Anyways, it was all set, seedlings had been planted in different sites in different plots. Now I just had to wait two years for my data, with fortnightly visits to the sites which involved hours of trekking in the forests surrounding the village, whether its raining, sunny or cold. That's when the action began.
The plot with different treatments

Within the first few months, some of the metal exclosures and the greenhouse plastic started disappearing. It was clear to me why the metal exclosures were disappearing; they make excellent fences for kitchen gardens in the village but why greenhouse plastic, I wondered. Anyways, I needed to sort out the exclosures issue first, they were expensive and irreplaceable considering they were brought from far far away.

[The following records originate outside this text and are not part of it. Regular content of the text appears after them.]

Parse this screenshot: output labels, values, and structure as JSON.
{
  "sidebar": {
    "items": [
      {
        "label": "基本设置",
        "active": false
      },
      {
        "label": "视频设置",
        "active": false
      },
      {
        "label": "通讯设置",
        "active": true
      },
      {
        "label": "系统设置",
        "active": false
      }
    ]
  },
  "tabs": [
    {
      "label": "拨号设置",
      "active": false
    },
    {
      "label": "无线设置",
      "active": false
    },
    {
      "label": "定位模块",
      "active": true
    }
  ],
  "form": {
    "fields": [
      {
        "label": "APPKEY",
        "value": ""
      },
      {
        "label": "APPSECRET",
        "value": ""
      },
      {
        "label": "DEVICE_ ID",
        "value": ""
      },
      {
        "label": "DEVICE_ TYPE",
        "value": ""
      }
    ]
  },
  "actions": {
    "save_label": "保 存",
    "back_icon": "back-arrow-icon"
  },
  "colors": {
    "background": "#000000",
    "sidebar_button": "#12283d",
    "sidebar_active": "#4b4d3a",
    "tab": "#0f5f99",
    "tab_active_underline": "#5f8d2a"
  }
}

A meeting was summoned at the head-gaam's (village-head) home and all the gaamburas (village elders) gathered. First things first, the village-head asked me if I had got them a little something; luckily I had bought some rum from Yingkiong town and offered it to them. Upon being offered a bottle, the village-head mentioned clearly that one bottle was not enough to discuss the disappearance of the exclosures; so, I got another bottle. Anyway, then the folks took up the issue seriously and decided that they will fine any person stealing the metal mesh a staggering amount of 50,000 rupees! I thought that went well. As it happens, some boys in the village were summoned and they went about in different directions shouting the message that 'whoever steals karthik's fence will have to pay a fine of 50,000 if caught', perhaps the only time ever my name was announced to a whole village! The catch was in the line 'if caught', no one was ever, but still I was happy, it was some progress. The exclosures stopped disappearing. Now, about the greenhouse plastic...

Turns out folks were collecting the greenhouse for uses I had not imagined! They were used to sun their rice, to sit on and chat, and to make a temporary shelter from the sun and rain in the forest and fields! While I appreciated their out-of-the-box thinking regarding the uses of my greenhouse sheets, my study was taking a toll! Anyways, after the announcement that I had experiment plots in the forest, the plastic and the exclosures stayed on for the next few months. I also started using the extra greenhouse sheets I had in my camp; to clean the camp, to wash vessels, to store stuff by bundling up the sheets and rarely even as a fire-starter. We also used it as a net to play local Sepak Takraw and then on a long night a friend slept on the sheets and even used them as a blanket in the winter!

A village gets connected to the world

Its just another Sunday morning, things are easy and slow; a bit laidback, a bit purposeful and a bit hungry. So, I got my bike out, eat a ...